A quick review of last night's "Top Chef" coming up just as soon as I ruin the integrity of the plums...
Because I have a busy schedule, and because HitFix already has Liane Bonin recapping this show at our Monkeys as Critics blog, my plan is to only post on this season from time to time if an episode particularly catches my fancy - which "Night at the Museum" absolutely did.
First, it was tons of fun. Challenges involving kids - and the high-falutin' chefs trying to come up with things to please young and unsophisticated palates - almost always work great, and this one produced one fine one-liner after another: Dale's "10-year-old rave!" or Casey boasting "I'm a virgin with a Ritz cracker handjob!" or, of course, Marcel complaining that "You don't fuck with somebody's mise-en-place." I smiled at the inevitable reveal that Blais teaches a Liquid Nitrogen 101 class, at Fabio being more Fabio-like and less Rupert-like, at the chefs going on the flashlight tour, and many other moments.
Second, it had an elimination that would seem surprising if you told someone who didn't watch the episode who went home in second-to-last place, but one that made absolute sense if you watched. I only watched a few episodes of Jen's season, but in those I could tell that she was both an extremely talented chef and a completely insufferable reality TV character. You can be confident in your skills, maybe even arrogant about them, and still be likable. Blais pulls that off, for instance, in part because even though he clearly considers himself the best chef there by a mile, he's not dismissive of the competition in the way that Jen always is. So it was both unsurprising and somewhat gratifying to see a sleep-deprived Jen just lose it at Judges Table and angrily defend her dish in the face of the judges' obvious dislike of it.(*) I don't believe she went home because she insulted the judges, but I do think she went home because she was in complete denial about their critiques.

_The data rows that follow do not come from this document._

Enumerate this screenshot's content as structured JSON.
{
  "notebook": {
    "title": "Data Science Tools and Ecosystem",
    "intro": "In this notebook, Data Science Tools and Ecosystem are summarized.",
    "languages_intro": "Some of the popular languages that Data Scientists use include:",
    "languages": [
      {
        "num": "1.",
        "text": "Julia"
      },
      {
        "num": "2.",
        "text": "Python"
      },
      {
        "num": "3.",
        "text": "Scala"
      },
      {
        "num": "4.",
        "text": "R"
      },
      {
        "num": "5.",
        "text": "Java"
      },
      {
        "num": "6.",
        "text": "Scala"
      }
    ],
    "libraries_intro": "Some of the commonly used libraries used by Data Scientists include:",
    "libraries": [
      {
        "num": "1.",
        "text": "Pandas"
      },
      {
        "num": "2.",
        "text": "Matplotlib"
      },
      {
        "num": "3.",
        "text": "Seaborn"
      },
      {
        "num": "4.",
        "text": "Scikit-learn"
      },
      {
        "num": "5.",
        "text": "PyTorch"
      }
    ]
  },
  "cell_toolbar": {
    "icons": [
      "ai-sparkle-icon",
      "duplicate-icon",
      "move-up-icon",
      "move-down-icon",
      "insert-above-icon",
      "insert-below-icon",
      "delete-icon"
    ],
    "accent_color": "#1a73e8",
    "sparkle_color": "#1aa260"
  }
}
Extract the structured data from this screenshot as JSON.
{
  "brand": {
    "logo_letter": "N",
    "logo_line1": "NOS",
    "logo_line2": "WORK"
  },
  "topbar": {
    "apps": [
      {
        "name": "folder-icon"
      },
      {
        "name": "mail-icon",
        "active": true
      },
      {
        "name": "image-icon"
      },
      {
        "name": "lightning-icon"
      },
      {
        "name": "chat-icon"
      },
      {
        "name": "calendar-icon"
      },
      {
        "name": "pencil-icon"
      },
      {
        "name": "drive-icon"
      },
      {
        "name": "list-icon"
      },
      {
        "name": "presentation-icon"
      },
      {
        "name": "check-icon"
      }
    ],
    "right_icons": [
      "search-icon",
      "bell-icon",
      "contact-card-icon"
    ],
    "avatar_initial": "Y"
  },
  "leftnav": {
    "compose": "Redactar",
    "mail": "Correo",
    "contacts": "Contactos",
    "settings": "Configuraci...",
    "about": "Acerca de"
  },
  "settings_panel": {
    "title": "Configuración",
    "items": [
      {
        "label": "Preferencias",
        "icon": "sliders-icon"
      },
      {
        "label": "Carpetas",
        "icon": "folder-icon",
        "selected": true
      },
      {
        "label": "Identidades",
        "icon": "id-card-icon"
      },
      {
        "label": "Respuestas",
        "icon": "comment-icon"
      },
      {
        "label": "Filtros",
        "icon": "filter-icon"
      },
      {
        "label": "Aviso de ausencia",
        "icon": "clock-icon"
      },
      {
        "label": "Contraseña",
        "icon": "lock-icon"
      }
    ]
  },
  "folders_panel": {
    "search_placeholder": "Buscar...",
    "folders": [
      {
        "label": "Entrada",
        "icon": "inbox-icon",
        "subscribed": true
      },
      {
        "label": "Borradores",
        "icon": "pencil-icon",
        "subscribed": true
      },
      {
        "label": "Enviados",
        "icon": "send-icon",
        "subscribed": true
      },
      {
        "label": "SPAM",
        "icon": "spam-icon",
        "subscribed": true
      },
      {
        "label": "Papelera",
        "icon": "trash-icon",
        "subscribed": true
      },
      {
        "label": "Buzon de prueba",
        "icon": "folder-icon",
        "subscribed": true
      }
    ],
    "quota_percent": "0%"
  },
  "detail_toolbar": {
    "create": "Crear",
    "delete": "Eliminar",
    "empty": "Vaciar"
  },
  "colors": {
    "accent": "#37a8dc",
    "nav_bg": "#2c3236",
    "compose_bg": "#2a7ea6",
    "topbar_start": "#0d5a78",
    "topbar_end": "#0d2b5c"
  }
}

(*) I will say that Colicchio tends to be inconsistent in how he wants chefs to respond to criticism. On the one hand, Jen went home not only for making a bad dish, but for not realizing why it was bad. On the other, there have been many times where what Tre admitted - that he knew what he made was terrible but served it anyway - would have been a knife-packing-level offense.
One down note: no Bourdain.
What did everybody else think?